*WHAT IS REQUIRED*: The output should be all lines of the entries below in which the word "Kfar" occurs.

** INPUT RECORDS follows **

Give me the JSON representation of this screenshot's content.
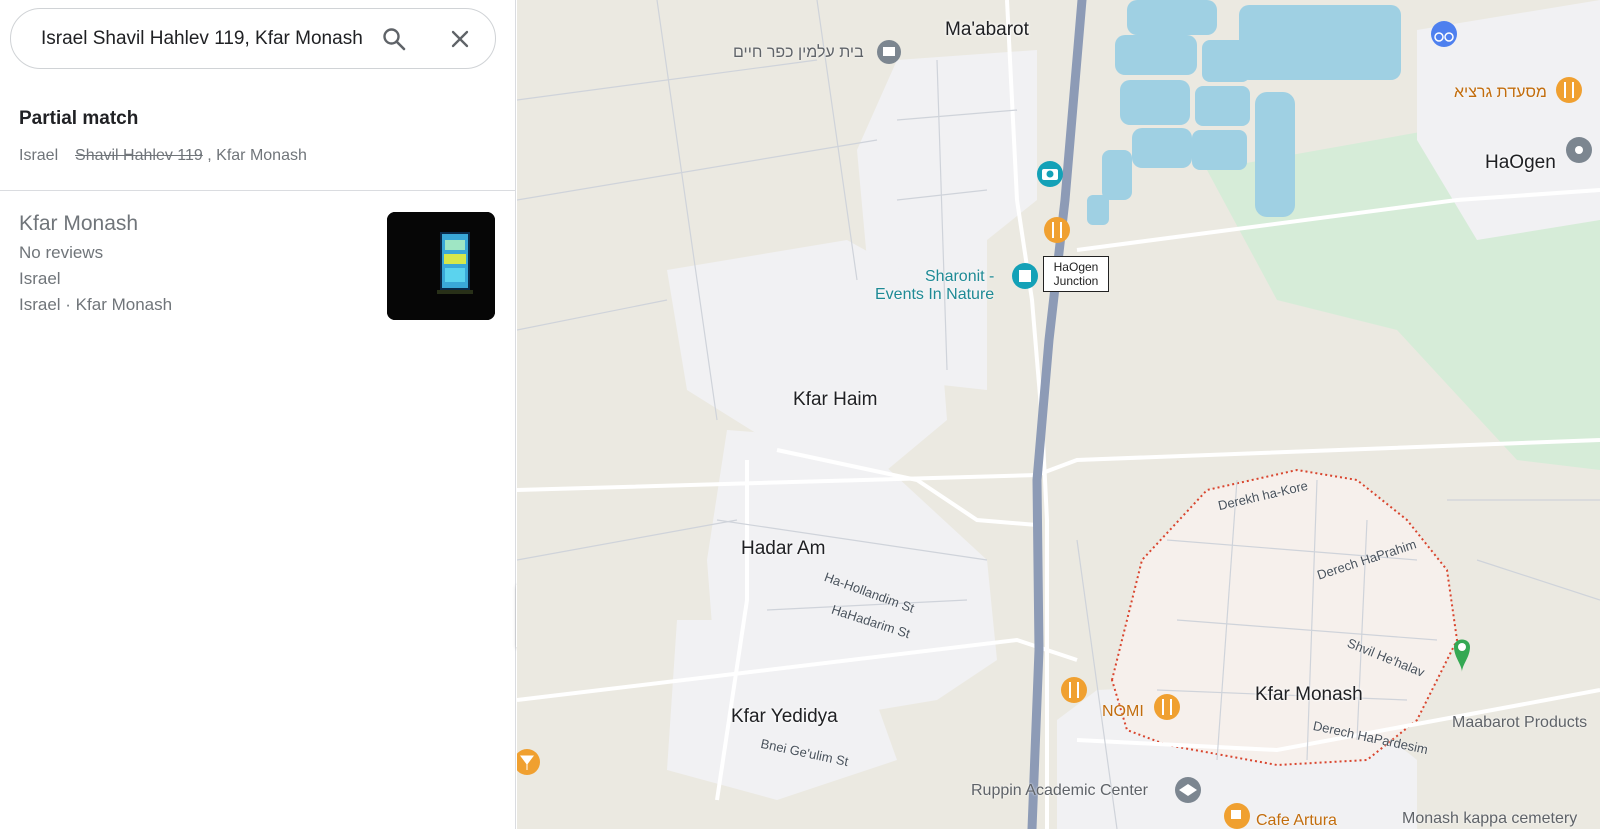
{
  "search": {
    "value": "Israel Shavil Hahlev 119, Kfar Monash",
    "search_icon": "magnifier-icon",
    "clear_icon": "close-icon"
  },
  "partial_match": {
    "title": "Partial match",
    "prefix": "Israel",
    "struck": "Shavil Hahlev 119",
    "suffix": ", Kfar Monash"
  },
  "result": {
    "name": "Kfar Monash",
    "reviews": "No reviews",
    "country": "Israel",
    "address": "Israel · Kfar Monash"
  },
  "map": {
    "places": {
      "maabarot": "Ma'abarot",
      "kfar_haim": "Kfar Haim",
      "hadar_am": "Hadar Am",
      "kfar_yedidya": "Kfar Yedidya",
      "kfar_monash": "Kfar Monash",
      "haogen": "HaOgen"
    },
    "pois": {
      "beit_almin": "בית עלמין כפר חיים",
      "sharonit": "Sharonit -",
      "sharonit_2": "Events In Nature",
      "garcia": "מסעדת גרציא",
      "nomi": "NOMI",
      "ruppin": "Ruppin Academic Center",
      "cafe_artura": "Cafe Artura",
      "monash_cemetery": "Monash kappa cemetery",
      "maabarot_products": "Maabarot Products"
    },
    "junction": {
      "line1": "HaOgen",
      "line2": "Junction"
    },
    "streets": {
      "derekh_ha_kore": "Derekh ha-Kore",
      "derech_haprahim": "Derech HaPrahim",
      "shvil_hehalav": "Shvil He'halav",
      "derech_hapardesim": "Derech HaPardesim",
      "ha_hollandim": "Ha-Hollandim St",
      "hahadarim": "HaHadarim St",
      "bnei_geulim": "Bnei Ge'ulim St"
    },
    "colors": {
      "land": "#ebe9e1",
      "urban": "#f1f1f3",
      "water": "#9fd0e3",
      "park": "#d4ecd9",
      "highway": "#8d9bb6",
      "boundary": "#d9452e"
    }
  }
}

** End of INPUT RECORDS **

*RESULT OF THE TASK*:
    "value": "Israel Shavil Hahlev 119, Kfar Monash",
    "suffix": ", Kfar Monash"
    "name": "Kfar Monash",
    "address": "Israel · Kfar Monash"
      "kfar_haim": "Kfar Haim",
      "kfar_yedidya": "Kfar Yedidya",
      "kfar_monash": "Kfar Monash",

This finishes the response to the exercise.